Energy Prices and Emissions Trading: Windfall Profits from Grandfathering?

Edwin Woerdman, Oscar Couwenberg, Andries Nentjes
2009 Social Science Research Network  
The greenhouse gas emissions trading scheme in the European Union primarily uses grandfathering until 2012, which means that polluters get emission rights free of charge based on their historical emissions. Energy consumers accuse energy producers of making windfall profits by incorporating the market value of those free rights into the energy prices. However, we develop a numerical example to illustrate that the reasoning of the producers is correct. We also explain why this market value is

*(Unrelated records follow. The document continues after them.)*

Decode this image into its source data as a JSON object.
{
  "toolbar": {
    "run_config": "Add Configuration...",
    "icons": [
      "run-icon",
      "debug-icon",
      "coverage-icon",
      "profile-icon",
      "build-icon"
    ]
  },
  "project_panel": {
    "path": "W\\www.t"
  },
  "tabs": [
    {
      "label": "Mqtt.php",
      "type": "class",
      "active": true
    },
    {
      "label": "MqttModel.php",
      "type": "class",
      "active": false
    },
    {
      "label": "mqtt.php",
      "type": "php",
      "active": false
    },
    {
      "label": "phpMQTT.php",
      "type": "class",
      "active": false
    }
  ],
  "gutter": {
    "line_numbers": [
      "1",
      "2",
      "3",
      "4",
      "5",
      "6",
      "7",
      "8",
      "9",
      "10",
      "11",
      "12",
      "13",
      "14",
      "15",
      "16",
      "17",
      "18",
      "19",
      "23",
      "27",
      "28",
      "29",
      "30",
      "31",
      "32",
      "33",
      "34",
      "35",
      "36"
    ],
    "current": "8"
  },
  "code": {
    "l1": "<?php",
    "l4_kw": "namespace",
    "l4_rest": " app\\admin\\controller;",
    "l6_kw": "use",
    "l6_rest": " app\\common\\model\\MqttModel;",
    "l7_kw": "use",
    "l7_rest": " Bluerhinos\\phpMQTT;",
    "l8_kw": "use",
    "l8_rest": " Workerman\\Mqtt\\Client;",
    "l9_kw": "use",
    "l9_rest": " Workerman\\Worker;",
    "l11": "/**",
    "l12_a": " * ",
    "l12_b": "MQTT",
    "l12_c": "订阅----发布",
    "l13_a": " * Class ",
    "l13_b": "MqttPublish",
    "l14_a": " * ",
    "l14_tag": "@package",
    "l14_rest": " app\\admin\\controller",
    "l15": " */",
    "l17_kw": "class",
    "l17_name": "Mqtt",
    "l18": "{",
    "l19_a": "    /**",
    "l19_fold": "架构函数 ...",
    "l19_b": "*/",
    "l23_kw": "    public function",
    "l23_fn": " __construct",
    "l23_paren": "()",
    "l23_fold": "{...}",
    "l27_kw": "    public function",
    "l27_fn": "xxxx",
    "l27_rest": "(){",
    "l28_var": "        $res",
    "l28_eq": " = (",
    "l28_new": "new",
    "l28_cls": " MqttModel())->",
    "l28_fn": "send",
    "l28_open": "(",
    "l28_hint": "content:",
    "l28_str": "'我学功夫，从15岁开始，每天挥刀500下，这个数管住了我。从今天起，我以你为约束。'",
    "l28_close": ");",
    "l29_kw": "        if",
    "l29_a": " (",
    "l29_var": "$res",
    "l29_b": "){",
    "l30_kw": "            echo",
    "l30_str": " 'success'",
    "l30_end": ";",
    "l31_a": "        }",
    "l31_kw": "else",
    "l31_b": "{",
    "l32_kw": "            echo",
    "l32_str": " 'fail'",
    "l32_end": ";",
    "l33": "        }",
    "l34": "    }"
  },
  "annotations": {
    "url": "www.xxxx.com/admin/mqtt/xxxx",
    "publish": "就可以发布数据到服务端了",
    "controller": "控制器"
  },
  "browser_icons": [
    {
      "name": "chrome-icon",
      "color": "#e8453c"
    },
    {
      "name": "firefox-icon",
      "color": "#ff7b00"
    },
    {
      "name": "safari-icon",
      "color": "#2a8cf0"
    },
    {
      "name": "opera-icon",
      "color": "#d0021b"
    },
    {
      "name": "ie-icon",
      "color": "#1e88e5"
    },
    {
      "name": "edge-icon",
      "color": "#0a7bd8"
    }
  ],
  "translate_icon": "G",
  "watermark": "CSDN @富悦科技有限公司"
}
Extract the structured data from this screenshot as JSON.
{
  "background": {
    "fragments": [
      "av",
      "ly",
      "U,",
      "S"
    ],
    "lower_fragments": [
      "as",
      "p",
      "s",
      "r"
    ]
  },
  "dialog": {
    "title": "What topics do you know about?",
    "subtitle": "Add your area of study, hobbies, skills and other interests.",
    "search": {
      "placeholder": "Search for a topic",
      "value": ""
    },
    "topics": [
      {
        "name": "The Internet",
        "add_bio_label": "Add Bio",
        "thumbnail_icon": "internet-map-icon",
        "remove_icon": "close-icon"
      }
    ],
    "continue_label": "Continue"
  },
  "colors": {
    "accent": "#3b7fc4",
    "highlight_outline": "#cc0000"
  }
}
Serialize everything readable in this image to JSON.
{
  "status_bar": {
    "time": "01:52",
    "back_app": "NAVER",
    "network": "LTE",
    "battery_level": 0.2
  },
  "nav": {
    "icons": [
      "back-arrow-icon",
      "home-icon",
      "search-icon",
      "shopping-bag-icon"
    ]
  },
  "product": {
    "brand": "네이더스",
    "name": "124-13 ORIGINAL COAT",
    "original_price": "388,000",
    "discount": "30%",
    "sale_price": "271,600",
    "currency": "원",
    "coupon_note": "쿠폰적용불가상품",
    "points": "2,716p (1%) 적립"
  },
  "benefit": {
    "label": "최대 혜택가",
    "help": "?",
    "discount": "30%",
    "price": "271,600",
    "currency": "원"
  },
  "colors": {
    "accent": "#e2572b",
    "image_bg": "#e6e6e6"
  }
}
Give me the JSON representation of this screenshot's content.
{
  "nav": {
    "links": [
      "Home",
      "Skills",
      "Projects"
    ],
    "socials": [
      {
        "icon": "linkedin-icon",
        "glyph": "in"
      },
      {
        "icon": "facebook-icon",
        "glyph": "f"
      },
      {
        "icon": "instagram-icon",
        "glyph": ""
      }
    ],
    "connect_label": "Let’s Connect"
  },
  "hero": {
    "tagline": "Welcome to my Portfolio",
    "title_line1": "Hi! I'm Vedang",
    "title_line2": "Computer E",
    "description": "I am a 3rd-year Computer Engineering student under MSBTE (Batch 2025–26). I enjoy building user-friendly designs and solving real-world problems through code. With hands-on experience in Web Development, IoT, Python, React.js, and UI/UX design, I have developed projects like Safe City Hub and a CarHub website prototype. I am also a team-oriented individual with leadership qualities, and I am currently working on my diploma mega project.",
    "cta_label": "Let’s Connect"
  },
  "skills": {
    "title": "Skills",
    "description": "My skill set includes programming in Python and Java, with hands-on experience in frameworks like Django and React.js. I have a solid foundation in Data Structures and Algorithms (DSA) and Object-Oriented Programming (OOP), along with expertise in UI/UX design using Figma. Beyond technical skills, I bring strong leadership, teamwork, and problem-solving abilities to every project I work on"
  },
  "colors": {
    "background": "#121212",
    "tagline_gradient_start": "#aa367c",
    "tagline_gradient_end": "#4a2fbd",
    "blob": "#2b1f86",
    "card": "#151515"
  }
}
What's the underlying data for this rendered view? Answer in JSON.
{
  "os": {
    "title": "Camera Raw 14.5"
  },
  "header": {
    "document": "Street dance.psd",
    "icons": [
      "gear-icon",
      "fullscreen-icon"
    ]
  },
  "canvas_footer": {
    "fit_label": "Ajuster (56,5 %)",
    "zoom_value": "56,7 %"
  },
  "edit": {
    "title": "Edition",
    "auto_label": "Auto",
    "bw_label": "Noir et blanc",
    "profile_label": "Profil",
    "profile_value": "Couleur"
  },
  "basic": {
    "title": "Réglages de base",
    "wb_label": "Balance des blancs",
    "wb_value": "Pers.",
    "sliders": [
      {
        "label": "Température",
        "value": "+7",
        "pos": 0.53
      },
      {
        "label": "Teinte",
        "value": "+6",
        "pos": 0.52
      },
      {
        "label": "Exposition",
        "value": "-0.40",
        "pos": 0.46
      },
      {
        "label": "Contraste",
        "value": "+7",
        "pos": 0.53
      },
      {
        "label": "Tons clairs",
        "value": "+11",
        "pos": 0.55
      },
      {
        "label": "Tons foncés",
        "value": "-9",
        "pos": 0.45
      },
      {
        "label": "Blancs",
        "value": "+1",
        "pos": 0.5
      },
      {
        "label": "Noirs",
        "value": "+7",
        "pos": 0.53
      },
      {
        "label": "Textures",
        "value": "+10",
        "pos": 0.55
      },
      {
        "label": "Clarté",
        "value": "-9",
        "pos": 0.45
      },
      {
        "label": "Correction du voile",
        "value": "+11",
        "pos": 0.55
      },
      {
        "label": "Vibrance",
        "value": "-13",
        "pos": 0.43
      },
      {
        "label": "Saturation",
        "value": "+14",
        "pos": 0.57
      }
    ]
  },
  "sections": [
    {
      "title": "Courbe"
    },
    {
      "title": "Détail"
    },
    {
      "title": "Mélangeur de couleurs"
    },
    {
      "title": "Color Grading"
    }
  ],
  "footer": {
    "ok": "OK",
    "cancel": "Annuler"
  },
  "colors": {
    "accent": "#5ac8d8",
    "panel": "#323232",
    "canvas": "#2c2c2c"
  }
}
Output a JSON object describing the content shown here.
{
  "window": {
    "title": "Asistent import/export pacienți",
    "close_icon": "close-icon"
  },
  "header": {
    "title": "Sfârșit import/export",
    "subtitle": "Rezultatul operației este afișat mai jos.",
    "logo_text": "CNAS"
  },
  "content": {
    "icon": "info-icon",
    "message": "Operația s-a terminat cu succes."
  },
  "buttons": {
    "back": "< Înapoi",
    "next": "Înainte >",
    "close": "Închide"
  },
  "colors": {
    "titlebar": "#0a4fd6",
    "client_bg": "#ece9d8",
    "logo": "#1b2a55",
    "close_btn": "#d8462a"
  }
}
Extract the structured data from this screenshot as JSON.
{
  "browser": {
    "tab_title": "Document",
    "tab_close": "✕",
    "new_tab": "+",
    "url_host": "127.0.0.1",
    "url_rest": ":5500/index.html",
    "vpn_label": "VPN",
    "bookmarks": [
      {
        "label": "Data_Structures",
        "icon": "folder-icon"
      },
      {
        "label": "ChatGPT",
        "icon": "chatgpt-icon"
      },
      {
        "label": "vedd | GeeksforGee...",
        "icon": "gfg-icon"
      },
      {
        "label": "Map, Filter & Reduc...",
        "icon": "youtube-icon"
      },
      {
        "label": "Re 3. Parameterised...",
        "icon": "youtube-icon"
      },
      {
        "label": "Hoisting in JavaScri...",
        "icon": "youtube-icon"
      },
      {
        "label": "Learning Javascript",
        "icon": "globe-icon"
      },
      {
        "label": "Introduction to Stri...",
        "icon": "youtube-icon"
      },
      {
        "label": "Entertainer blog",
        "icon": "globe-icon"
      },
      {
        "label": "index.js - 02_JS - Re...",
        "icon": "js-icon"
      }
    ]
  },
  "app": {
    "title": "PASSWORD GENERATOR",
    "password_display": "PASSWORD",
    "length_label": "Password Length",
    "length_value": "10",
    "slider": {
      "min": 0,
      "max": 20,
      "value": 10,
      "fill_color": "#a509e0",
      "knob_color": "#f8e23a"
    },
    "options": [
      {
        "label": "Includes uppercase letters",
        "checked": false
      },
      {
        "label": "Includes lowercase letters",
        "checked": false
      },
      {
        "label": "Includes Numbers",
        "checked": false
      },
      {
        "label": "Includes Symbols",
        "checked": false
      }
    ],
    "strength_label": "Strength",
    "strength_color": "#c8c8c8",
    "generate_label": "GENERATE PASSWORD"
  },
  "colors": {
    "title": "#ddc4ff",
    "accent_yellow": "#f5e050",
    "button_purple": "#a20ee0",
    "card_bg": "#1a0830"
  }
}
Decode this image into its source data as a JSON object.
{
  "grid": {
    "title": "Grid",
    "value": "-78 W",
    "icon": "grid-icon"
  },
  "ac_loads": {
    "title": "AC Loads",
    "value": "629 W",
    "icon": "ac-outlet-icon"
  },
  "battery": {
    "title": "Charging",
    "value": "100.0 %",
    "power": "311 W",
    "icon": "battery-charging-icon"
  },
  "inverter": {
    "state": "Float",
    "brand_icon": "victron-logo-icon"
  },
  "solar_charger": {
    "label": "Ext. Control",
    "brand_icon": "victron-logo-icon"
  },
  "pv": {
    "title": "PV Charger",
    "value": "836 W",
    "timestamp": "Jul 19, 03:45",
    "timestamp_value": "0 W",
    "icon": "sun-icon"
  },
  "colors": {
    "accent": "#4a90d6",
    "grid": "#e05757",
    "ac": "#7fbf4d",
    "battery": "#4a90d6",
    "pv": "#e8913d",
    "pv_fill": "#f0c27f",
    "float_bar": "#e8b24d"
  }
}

more » ... market value is only partly passed on to consumers. We consider various measures and conclude that only auctioning the rights after 2012 nullifies the additional profits. JEL Classification In 2003, the European Union (EU) adopted Directive 2003/87/EC on greenhouse gas emissions trading. This market started in 2005. The Directive requires that governments allocate the emission rights free of charge. This means that polluters do not have to buy their emission rights, or allowances, in an auction. Instead the allowances are allocated free of charge to polluters, based on their historical emissions. This way of allocating is called grandfathering. Article 10 of the Directive specifies that for the period 2005-2007 at least 95% of the allowances should be handed out for free and at least 90% for the current period 2008-2012.
doi:10.2139/ssrn.1268230 fatcat:33rohfceszas3mmbmjofrdluam